Giovanni Trapattoni

Giovanni Trapattoni let his infamous cat out of the bag on Friday morning when he told a number of journalists, including this one, that he had agreed terms with the Football Association of Ireland (FAI) on another two-year extension to his time as Ireland boss.

The news was delivered at the end of a tele-conference call with the media from his Milan home, trusty translator Manuela by his side.

Trap used his own mixture of English and Italian -- Trappish us wizened old hacks call it -- to confirm the news we had all expected.

“Yes, we have agreed in principal,” he said. “No details as of yet. Agreed in principal and everything is going forward. It’s agreed but not signed.”

As Trappish goes, that was a pretty decent stab at the English language for the Italian in charge of our football team.

The message, while not all that succinct, was clear. Trap is staying put.

It took the FAI another five days to confirm as much. One of their sort even suggested the story was “speculative” on behalf of the media, even though the comments were relayed over the phone from Trapattoni’s Milan home to a conference room in the FAI’s own Abbotstown office.

By Tuesday morning, all was good however. The FAI were able to deliver a press release confirming what the Sunday papers had printed over 48 hours earlier, and they even had a quote or two from benefactor Denis O’Brien included.

Why it took so long to confirm Irish sport’s worst kept secret is still beyond me.

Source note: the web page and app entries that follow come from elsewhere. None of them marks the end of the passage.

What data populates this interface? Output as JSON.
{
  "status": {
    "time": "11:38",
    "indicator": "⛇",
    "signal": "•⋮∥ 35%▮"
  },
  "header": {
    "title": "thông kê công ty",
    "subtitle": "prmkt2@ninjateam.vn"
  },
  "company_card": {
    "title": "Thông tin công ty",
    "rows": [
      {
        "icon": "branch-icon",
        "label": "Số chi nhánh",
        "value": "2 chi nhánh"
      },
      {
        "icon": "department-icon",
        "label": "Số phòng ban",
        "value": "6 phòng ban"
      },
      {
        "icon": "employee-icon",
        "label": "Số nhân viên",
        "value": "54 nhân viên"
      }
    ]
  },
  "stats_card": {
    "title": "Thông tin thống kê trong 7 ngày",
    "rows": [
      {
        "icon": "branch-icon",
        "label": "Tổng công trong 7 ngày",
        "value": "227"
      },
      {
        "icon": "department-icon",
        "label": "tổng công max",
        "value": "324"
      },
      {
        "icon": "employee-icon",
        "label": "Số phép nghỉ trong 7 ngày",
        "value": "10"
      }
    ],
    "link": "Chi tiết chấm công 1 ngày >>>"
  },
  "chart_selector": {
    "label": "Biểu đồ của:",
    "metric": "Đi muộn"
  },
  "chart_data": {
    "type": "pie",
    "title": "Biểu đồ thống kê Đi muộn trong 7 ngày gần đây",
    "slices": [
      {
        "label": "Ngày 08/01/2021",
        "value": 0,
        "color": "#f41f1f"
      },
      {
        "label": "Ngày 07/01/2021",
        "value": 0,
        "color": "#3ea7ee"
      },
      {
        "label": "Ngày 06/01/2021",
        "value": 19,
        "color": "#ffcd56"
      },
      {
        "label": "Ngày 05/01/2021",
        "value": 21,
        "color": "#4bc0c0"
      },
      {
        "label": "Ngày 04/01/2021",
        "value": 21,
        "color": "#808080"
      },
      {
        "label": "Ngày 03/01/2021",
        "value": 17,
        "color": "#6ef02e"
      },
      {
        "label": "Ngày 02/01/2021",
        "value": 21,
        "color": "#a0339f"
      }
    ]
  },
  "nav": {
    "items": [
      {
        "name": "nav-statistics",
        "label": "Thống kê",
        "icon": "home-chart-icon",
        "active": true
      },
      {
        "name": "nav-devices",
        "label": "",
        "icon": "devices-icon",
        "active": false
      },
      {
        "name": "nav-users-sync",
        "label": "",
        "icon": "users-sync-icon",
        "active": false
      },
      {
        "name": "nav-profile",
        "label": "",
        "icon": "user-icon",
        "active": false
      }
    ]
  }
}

The day after his team had secured Euro 2012 qualification, Trap told anyone prepared to listen in the Dublin Airport hotel that his new contract was a “formality” as he got another English word spot on.

It took Irish football’s power brokers all of two weeks to bring the formality to fruition. Speed has never been their forte and, to be fair to them, they had a few ducks to get in a row before they could tie Trap down, not least the financial ducks.

All’s well that ends well, however. There is now no doubt that Trapattoni will lead Ireland to the European finals next summer and into the World Cup qualifiers that will follow straight afterwards.

We’ll have a better idea how well Trapattoni’s team will do at Euro 2012 after Friday’s draw for the championships in the Ukrainian capital of Kiev.

Trap will land in the smoky city on Thursday afternoon with a new contract in his back pocket. After the Estonian result, I never doubted it would be any other way, even if the FAI pretended they were going to hedge their bets.